If a line of the data below holds the string "Register", copy it.

DATA FOR THIS EXERCISE:
# # # #

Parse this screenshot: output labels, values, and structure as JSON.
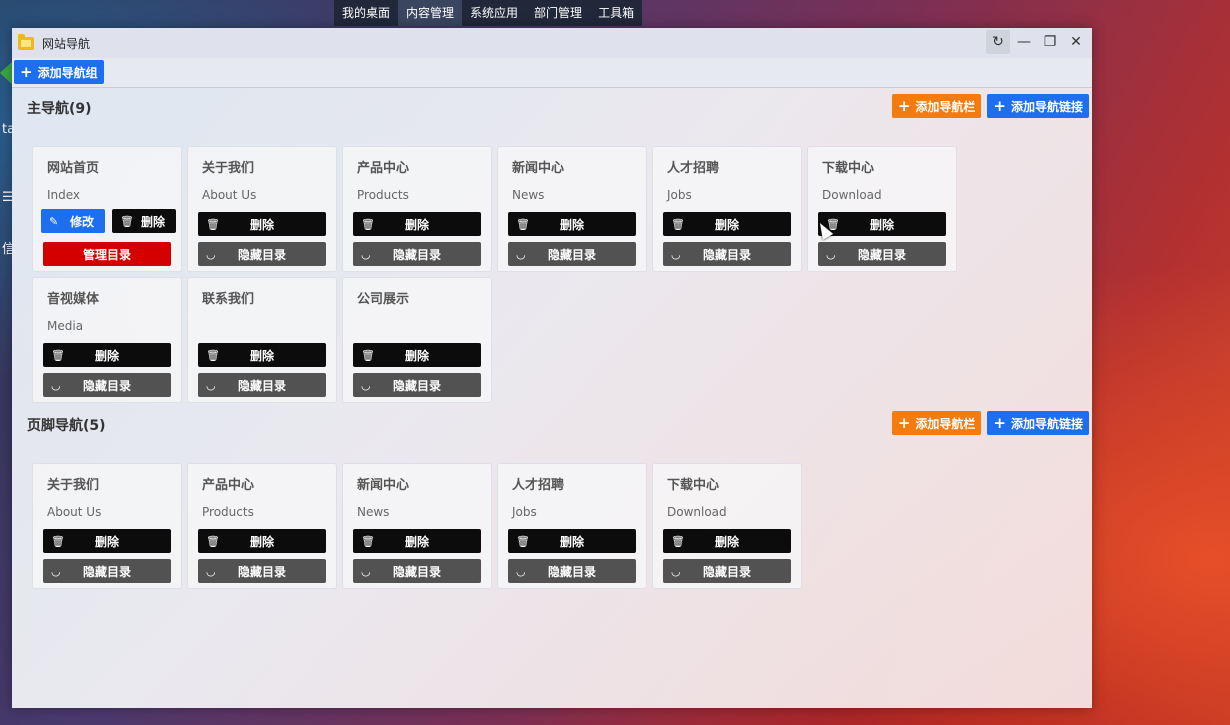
{
  "desktop": {
    "menu": [
      {
        "label": "我的桌面",
        "active": false
      },
      {
        "label": "内容管理",
        "active": true
      },
      {
        "label": "系统应用",
        "active": false
      },
      {
        "label": "部门管理",
        "active": false
      },
      {
        "label": "工具箱",
        "active": false
      }
    ],
    "left_peek": [
      "ta",
      "☰",
      "信"
    ]
  },
  "window": {
    "title": "网站导航",
    "controls": {
      "refresh": "↻",
      "minimize": "—",
      "restore": "❐",
      "close": "✕"
    }
  },
  "toolbar": {
    "add_group_label": "添加导航组"
  },
  "sections": [
    {
      "title": "主导航(9)",
      "add_bar_label": "添加导航栏",
      "add_link_label": "添加导航链接",
      "cards": [
        {
          "name": "网站首页",
          "en": "Index",
          "home": true,
          "edit_label": "修改",
          "delete_label": "删除",
          "manage_label": "管理目录"
        },
        {
          "name": "关于我们",
          "en": "About Us",
          "delete_label": "删除",
          "hide_label": "隐藏目录"
        },
        {
          "name": "产品中心",
          "en": "Products",
          "delete_label": "删除",
          "hide_label": "隐藏目录"
        },
        {
          "name": "新闻中心",
          "en": "News",
          "delete_label": "删除",
          "hide_label": "隐藏目录"
        },
        {
          "name": "人才招聘",
          "en": "Jobs",
          "delete_label": "删除",
          "hide_label": "隐藏目录"
        },
        {
          "name": "下载中心",
          "en": "Download",
          "delete_label": "删除",
          "hide_label": "隐藏目录"
        },
        {
          "name": "音视媒体",
          "en": "Media",
          "delete_label": "删除",
          "hide_label": "隐藏目录"
        },
        {
          "name": "联系我们",
          "en": "",
          "delete_label": "删除",
          "hide_label": "隐藏目录"
        },
        {
          "name": "公司展示",
          "en": "",
          "delete_label": "删除",
          "hide_label": "隐藏目录"
        }
      ]
    },
    {
      "title": "页脚导航(5)",
      "add_bar_label": "添加导航栏",
      "add_link_label": "添加导航链接",
      "cards": [
        {
          "name": "关于我们",
          "en": "About Us",
          "delete_label": "删除",
          "hide_label": "隐藏目录"
        },
        {
          "name": "产品中心",
          "en": "Products",
          "delete_label": "删除",
          "hide_label": "隐藏目录"
        },
        {
          "name": "新闻中心",
          "en": "News",
          "delete_label": "删除",
          "hide_label": "隐藏目录"
        },
        {
          "name": "人才招聘",
          "en": "Jobs",
          "delete_label": "删除",
          "hide_label": "隐藏目录"
        },
        {
          "name": "下载中心",
          "en": "Download",
          "delete_label": "删除",
          "hide_label": "隐藏目录"
        }
      ]
    }
  ],
  "icons": {
    "edit": "pencil-icon",
    "delete": "trash-icon",
    "hide": "collapse-icon",
    "plus": "plus-icon"
  },
  "colors": {
    "primary": "#1e6ff0",
    "warning": "#f57b0e",
    "danger": "#d40000",
    "dark": "#0c0c0c",
    "gray": "#525252"
  }
}
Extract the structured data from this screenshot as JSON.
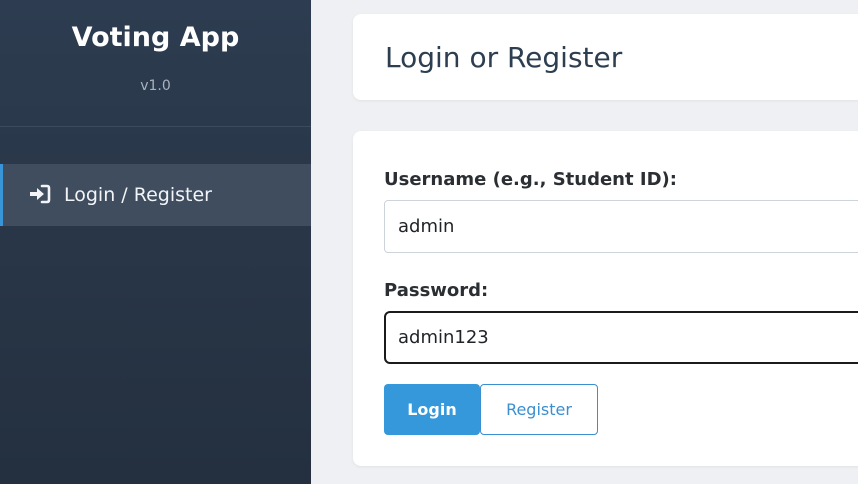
{
  "sidebar": {
    "app_title": "Voting App",
    "version": "v1.0",
    "nav": [
      {
        "label": "Login / Register",
        "icon": "sign-in-icon",
        "active": true
      }
    ]
  },
  "header": {
    "title": "Login or Register"
  },
  "form": {
    "username_label": "Username (e.g., Student ID):",
    "username_value": "admin",
    "password_label": "Password:",
    "password_value": "admin123",
    "login_label": "Login",
    "register_label": "Register"
  },
  "colors": {
    "sidebar_bg": "#2d3c50",
    "active_item_bg": "#3f4d5f",
    "accent": "#3498db",
    "page_bg": "#eef0f3",
    "title_text": "#2c3e50"
  }
}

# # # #

TASK ANSWER:
        "label": "Login / Register",
    "title": "Login or Register"
    "register_label": "Register"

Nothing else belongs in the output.